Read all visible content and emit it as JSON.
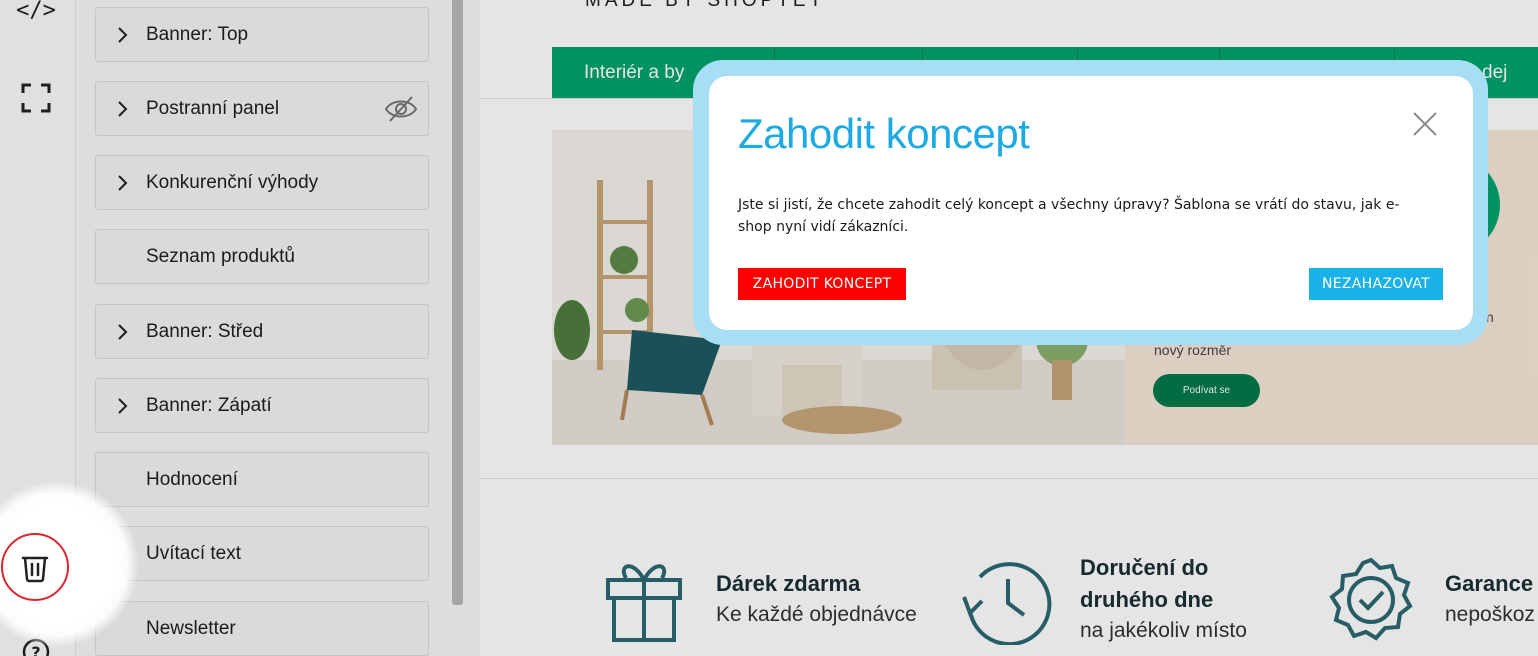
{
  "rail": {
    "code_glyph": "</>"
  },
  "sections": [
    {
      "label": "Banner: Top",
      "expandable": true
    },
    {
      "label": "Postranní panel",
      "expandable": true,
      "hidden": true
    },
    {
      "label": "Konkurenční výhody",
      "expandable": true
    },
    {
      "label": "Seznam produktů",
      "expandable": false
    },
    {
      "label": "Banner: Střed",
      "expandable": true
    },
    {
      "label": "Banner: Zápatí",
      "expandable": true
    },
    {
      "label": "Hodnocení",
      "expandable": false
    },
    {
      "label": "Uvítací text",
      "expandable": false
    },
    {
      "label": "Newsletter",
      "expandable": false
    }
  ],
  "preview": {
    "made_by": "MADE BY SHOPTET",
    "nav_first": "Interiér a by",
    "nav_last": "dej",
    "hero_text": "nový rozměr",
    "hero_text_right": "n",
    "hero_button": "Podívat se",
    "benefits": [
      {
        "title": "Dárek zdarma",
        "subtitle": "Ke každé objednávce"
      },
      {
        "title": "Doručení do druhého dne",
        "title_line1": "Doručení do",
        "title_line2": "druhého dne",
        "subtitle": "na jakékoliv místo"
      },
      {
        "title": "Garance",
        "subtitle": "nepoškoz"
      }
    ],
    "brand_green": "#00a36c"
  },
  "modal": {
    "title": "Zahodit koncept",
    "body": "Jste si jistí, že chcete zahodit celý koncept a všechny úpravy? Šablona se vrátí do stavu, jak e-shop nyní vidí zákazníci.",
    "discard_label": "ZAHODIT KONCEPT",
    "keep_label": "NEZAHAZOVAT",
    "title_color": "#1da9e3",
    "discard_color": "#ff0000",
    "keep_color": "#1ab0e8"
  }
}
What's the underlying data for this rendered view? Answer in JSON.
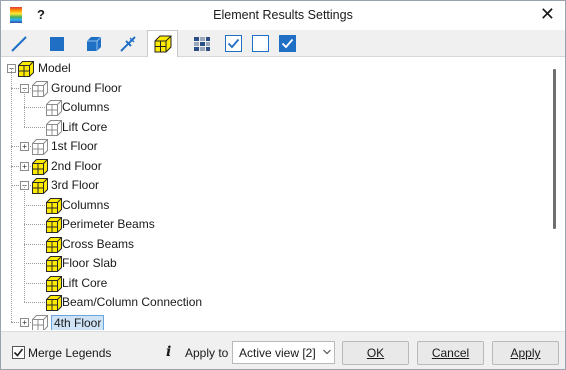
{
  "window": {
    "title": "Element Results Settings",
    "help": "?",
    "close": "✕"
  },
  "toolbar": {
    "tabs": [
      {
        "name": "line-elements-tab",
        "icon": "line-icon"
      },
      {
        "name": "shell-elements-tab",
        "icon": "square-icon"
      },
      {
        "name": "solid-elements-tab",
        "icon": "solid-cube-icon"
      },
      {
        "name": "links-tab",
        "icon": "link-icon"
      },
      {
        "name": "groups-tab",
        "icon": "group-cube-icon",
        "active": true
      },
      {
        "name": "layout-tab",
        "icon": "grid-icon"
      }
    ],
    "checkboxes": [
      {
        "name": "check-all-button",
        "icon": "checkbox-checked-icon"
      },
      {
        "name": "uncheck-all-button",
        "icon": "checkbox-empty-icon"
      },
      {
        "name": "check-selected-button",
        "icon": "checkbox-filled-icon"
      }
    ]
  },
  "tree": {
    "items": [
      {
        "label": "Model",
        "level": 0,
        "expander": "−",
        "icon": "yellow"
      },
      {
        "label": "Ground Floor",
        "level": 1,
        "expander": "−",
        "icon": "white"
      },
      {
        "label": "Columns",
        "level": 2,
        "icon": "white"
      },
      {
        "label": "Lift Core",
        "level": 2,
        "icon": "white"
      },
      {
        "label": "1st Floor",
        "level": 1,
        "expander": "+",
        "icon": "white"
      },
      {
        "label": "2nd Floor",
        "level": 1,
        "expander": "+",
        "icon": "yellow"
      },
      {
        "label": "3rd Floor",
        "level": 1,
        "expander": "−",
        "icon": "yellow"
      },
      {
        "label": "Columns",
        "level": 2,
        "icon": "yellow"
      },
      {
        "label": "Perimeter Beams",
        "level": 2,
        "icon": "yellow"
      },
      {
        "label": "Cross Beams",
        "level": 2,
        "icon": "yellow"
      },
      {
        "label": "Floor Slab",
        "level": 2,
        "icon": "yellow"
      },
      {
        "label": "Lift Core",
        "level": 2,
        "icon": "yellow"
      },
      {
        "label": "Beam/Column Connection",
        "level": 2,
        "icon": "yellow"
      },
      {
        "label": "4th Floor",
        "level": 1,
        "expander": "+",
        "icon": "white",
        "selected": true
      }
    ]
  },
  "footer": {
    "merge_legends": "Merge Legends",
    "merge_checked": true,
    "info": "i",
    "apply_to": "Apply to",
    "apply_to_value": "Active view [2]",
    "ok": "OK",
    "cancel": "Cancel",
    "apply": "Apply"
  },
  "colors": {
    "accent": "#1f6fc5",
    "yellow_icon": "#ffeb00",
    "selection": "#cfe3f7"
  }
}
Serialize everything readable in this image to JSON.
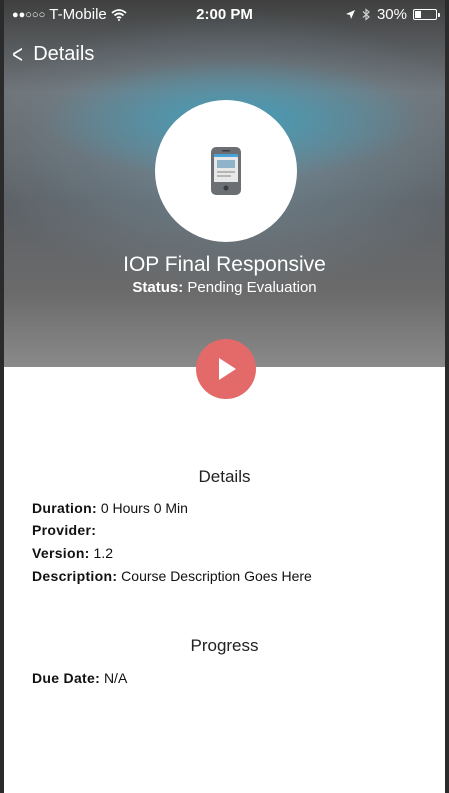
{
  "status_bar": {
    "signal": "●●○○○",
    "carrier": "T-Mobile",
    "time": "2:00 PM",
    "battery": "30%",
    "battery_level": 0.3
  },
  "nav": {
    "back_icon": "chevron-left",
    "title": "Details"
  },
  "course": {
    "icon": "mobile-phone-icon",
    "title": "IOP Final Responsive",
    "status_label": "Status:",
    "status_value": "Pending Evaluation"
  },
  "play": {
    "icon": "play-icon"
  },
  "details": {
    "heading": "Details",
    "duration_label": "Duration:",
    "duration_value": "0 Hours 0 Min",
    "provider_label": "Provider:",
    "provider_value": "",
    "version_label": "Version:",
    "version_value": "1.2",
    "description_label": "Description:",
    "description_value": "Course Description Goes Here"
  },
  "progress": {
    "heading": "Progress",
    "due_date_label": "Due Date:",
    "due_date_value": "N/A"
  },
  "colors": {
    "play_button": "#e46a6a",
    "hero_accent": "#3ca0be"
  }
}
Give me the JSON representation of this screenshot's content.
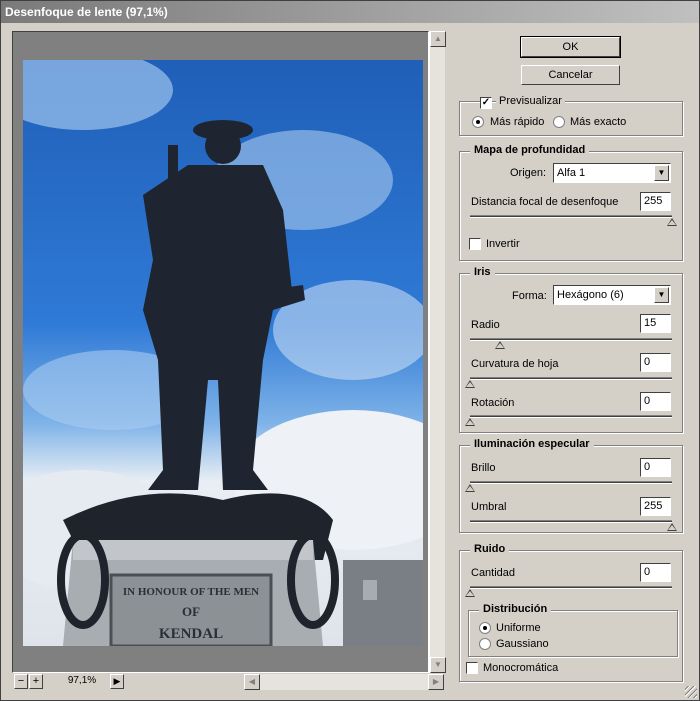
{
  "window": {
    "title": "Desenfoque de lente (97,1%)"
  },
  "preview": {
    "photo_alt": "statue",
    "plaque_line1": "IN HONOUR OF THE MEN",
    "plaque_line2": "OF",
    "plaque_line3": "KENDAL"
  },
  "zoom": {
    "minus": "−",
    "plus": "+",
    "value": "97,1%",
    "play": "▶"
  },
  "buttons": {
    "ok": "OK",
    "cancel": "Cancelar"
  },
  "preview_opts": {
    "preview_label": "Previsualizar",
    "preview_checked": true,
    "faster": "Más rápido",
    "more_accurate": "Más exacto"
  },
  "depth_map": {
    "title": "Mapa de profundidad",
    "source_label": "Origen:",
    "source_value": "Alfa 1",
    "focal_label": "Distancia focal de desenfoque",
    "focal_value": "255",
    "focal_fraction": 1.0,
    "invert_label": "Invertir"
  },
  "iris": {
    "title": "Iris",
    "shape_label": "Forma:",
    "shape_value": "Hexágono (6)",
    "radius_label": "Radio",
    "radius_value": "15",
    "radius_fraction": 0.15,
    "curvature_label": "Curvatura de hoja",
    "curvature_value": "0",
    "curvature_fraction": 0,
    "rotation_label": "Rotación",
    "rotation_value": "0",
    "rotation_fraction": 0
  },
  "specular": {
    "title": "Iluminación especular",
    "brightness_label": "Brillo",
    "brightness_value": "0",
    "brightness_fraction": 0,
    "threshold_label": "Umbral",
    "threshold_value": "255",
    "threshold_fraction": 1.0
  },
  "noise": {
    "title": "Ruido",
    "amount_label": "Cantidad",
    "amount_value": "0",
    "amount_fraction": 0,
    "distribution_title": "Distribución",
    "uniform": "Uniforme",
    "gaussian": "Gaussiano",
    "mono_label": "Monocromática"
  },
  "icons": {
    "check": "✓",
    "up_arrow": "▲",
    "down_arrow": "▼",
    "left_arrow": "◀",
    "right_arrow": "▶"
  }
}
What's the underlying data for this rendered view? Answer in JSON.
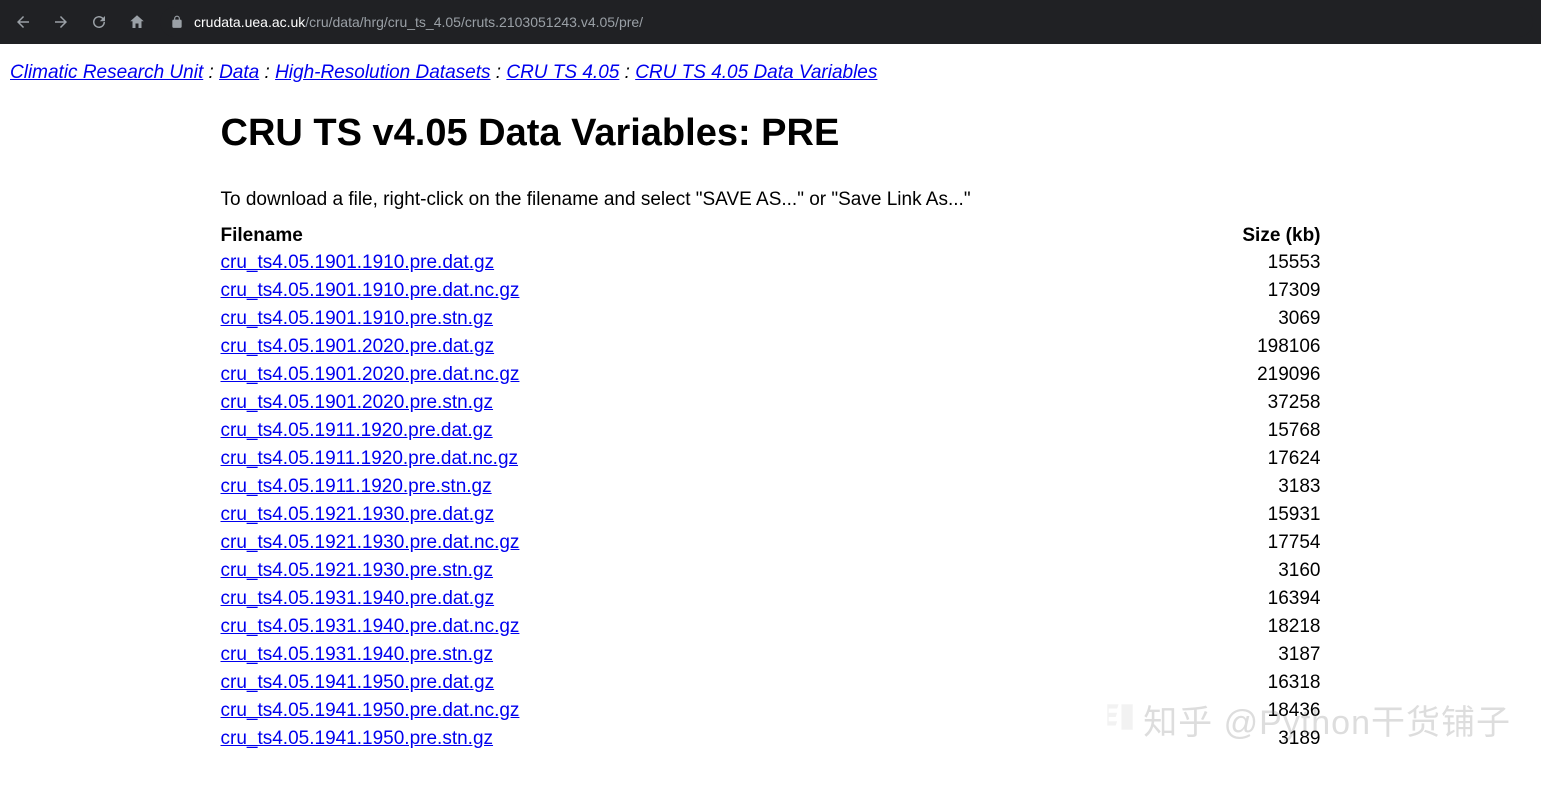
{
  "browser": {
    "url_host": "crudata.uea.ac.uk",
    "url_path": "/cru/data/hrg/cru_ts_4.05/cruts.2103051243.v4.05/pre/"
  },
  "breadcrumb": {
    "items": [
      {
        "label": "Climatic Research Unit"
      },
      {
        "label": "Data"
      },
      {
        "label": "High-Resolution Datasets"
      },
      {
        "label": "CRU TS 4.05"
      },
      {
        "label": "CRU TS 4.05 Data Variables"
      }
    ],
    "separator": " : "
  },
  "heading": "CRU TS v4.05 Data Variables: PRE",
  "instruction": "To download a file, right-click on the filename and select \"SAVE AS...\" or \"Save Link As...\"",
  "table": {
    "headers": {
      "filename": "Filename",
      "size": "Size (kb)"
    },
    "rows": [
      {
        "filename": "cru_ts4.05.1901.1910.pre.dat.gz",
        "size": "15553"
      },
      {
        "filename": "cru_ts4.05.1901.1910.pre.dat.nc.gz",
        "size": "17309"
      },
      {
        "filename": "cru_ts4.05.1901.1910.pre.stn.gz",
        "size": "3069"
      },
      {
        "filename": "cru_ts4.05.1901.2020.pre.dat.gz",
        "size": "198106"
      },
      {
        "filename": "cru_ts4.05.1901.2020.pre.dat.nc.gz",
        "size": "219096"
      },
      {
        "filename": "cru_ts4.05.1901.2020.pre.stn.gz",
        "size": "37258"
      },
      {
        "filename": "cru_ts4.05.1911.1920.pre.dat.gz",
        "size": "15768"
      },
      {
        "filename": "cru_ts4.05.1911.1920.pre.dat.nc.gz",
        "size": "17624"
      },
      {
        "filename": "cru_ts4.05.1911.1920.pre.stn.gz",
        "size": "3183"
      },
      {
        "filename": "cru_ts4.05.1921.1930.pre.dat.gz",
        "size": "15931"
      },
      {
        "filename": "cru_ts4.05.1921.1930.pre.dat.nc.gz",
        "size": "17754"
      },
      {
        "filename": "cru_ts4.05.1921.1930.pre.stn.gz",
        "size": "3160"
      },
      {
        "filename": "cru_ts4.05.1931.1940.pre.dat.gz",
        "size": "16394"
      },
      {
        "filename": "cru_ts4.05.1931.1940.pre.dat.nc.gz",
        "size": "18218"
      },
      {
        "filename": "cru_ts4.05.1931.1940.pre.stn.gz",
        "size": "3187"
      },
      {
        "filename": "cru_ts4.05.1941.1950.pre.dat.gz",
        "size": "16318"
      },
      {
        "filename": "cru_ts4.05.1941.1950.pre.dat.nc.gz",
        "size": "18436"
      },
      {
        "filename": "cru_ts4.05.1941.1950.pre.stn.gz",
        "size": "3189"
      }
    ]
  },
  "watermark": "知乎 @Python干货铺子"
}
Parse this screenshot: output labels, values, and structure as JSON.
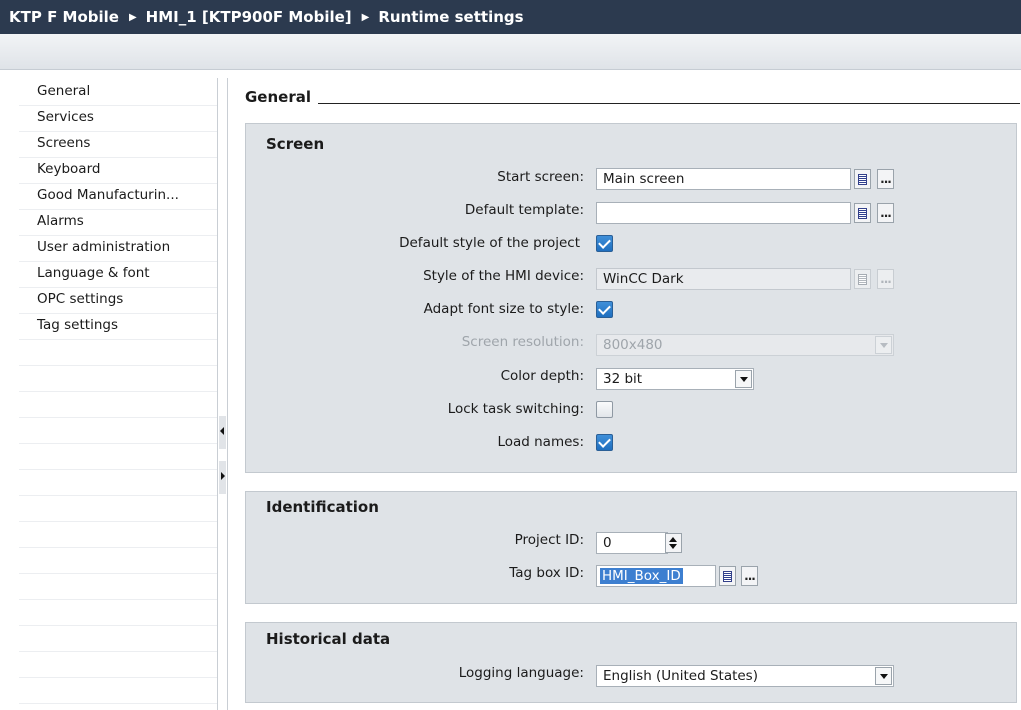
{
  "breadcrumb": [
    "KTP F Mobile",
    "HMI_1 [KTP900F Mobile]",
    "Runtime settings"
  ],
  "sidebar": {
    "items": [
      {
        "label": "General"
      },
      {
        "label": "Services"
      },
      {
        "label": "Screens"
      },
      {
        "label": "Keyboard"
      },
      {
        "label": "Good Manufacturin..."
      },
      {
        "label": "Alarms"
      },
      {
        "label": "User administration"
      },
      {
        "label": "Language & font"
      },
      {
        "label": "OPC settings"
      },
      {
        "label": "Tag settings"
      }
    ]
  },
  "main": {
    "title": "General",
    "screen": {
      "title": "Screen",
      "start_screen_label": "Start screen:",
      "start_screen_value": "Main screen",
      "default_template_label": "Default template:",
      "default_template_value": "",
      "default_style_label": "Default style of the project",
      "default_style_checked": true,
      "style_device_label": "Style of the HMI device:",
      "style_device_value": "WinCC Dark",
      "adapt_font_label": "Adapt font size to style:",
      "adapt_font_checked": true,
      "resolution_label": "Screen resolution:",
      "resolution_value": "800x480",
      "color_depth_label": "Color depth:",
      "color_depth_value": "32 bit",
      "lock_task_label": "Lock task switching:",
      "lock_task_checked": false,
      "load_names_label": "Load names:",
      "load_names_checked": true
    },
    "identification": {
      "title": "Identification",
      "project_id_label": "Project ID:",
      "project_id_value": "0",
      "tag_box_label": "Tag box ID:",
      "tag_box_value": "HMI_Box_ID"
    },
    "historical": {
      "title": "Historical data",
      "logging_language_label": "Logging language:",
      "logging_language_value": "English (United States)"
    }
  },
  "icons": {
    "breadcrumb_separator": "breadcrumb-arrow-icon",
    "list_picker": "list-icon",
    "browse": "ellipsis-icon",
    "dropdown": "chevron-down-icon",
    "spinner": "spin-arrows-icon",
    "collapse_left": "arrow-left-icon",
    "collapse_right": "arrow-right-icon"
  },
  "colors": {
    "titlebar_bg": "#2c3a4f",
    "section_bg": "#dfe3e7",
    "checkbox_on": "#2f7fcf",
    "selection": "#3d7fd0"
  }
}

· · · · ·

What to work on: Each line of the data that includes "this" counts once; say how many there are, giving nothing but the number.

Output of the exercise: 5